Sunday, July 20, 2008
Where am I from?
This summer seems to be the time to catch up to everything, as I'm in the process of upgrading everything from hardware to software. It's tedious! This is an email I sent to a friend, and I have been sending to several people about it also. It seems I should have put it up on the blog here long ago. I went to Japan to visit my family in March, and this is about a performance I saw.
"The day before I left I saw an extraordinary performance of a Kabuki actor (female character) Fukusuke Nakamura. I'm collaborating next year with one of the Shamisen master named Mojibe Tokiwazu IV, who organized the event; as I am curating the Music From Japan festival 2009 (March in NYC and DC). Mr. Tokiwazu arranged the music of Chopin for his Shamisen orchestra (!), and Mr. Nakamura danced to the music in Kabuki style wearing a full-fledged Kimono costume (they said they chose Chopin to suit their recent Paris performance). It was so shocking; I (heterosexual female) was completely convinced of his femininity, which is free of vulgarity of any kind such as 'drag queen' here. He was so feminine in all his movements and character, while projecting with a force of a male--this must be very akin to what a Castrato was. Usually Kabuki actors dance to the music of Kabuki, but the fact he danced to western Romantic music, really threw me off balance :)

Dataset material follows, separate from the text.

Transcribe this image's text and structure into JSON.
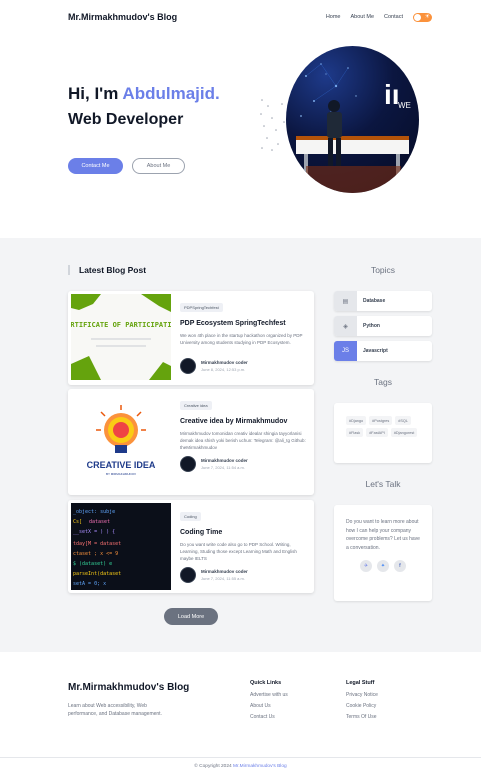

Then I realized it was only me who was flipping out; no body in the audience of a full-house, both Japanese male and female, seems to flinch. Then I realized my sensibility has become completely 'Americanized', being somewhat scandalized or shocked by such a gender-bending and artistically superb display in public performance. Have I become so puritan living in the USA for too long?? I just wondered :) Seriously Mr. Nakamura would put the most convincing American drag queen to shame. They said they had a fantastic reception in Paris, but I imagined how would general American audience take this. When I went backstage, Mr. Nakamura, who was still in his costume, was still in his female character greeting people as a 'woman'. It was kind of hard to imagine him being heterosexual, but he got a wife and children, so did his father who was also a 'female' actor. I really would like to collaborate with him some day. They said he is one of the only traditional Kabuki actors who are adventurous, open-minded and willing to go avant garde like this. (dancing to western music)
Also, I saw some female audience wearing Kimono 'professionally'; i.e. professional women = Geishas. Being a Geisha also means that she has to be an accomplished dancer, singer, an instrumentalist to entertain her clients. The Geishas come to Kabuki, I was told, to LEARN HOW TO MOVE LIKE A FEMALE from the male Kabuki masters such as Mr. Nakamura. The picture is Mr. Nakamura in the costume of "Musume Dojoji".
The performance was in Tsukiji, Hama-Rikyu Hall ('beach palace residence' of the Emperor) attached to the headquarters of the Asahi News paper, very close to the fish market where tourists go to see the fish auctions at 4AM in the morning.